If I understand correctly, Abramski v. US, (*1), would indicate that your father cannot purchase it on your behalf and transfer or sell it to you. (This case was nephew/uncle, so family is NOT exempted). At issue is Form 4473 (*2) question 11a where he would be required to indicate that he is "the actual transferee/buyer of the firearm". If you give him money to purchase it, or agree to purchase it from him afterwards, he would be treated as your agent, and answering this question as "yes, he is the actual buyer" could be a felony straw purchase.
But it looks like him buying it for you as a gift is a good option. Following this same form, on page 4, clarifying question 11.a. "You are also the actual transferee/buyer if you are legitimately purchasing the firearm as a gift for a third party." It goes on to state explicitly that it must be purchased with the purchasers own money and then given as a present.

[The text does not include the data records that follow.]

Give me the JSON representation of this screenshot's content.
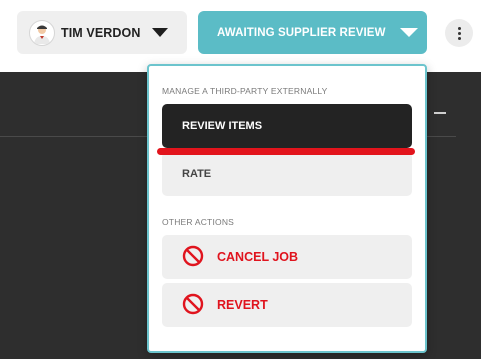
{
  "header": {
    "user": {
      "name": "TIM VERDON",
      "avatar_icon": "person-avatar-icon"
    },
    "status": {
      "label": "AWAITING SUPPLIER REVIEW",
      "color": "#5bbcc6"
    },
    "more_icon": "vertical-ellipsis-icon"
  },
  "menu": {
    "section_manage": "MANAGE A THIRD-PARTY EXTERNALLY",
    "review_items": "REVIEW ITEMS",
    "rate": "RATE",
    "section_other": "OTHER ACTIONS",
    "cancel_job": "CANCEL JOB",
    "revert": "REVERT",
    "danger_color": "#e0141e",
    "danger_icon": "ban-icon"
  },
  "background_panel": {
    "collapse_icon": "minus-icon"
  }
}
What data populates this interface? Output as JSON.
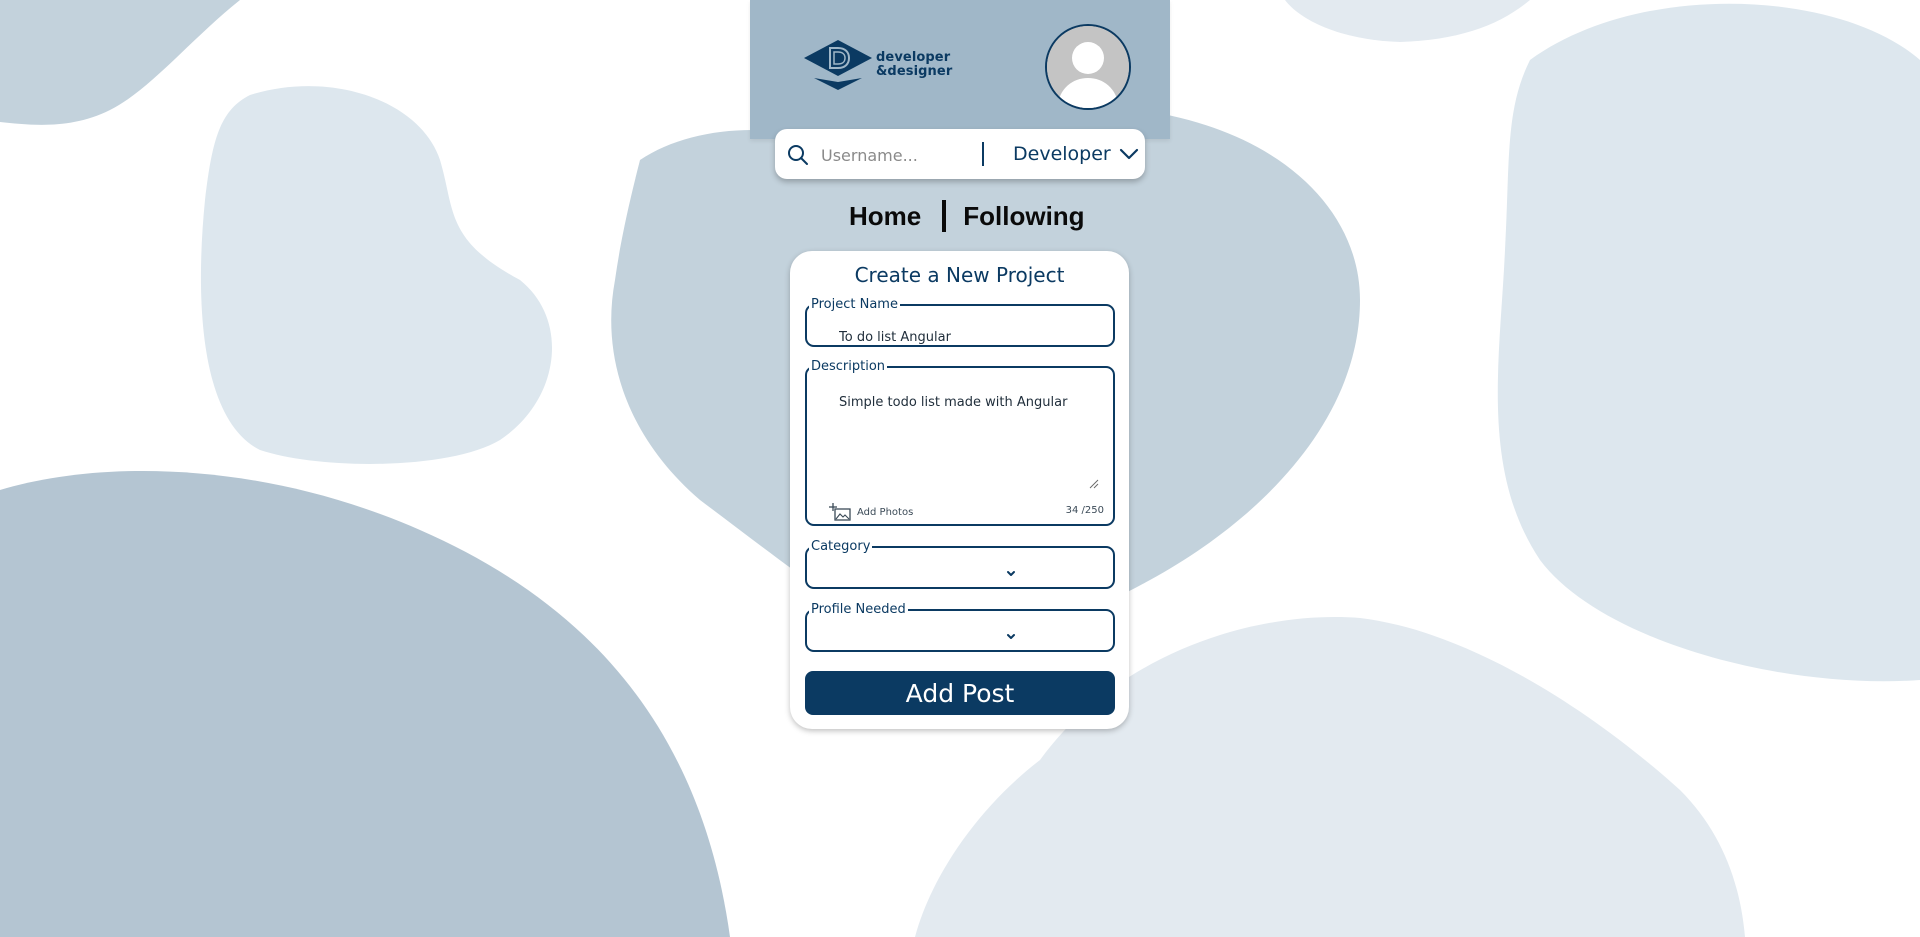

So no gimmicks where he gifts it to you and you gift him the money, or things like that... they threw "legitimate" in there to ensure no games were played.
If you live in the same household, I don't see any reason he couldn't purchase it for himself but allow you to carry it whenever you like. I believe that CCW allows you to carry any firearm you legally can possess, not limited to ones you own, so any member of the household with a CCW should be able to carry it. If you live in a separate house, I'd worry about it being a gray area in the straw purchase as far as transferring to someone else (if he didn't "gift" it to you).
If he doesn't have the money to gift it to you... have him purchase it, then shoot it a bunch at a range for a couple months before selling it to you. Adjust both the time and usage to an amount that you would feel comfortable defending as him having purchased it for himself before reselling.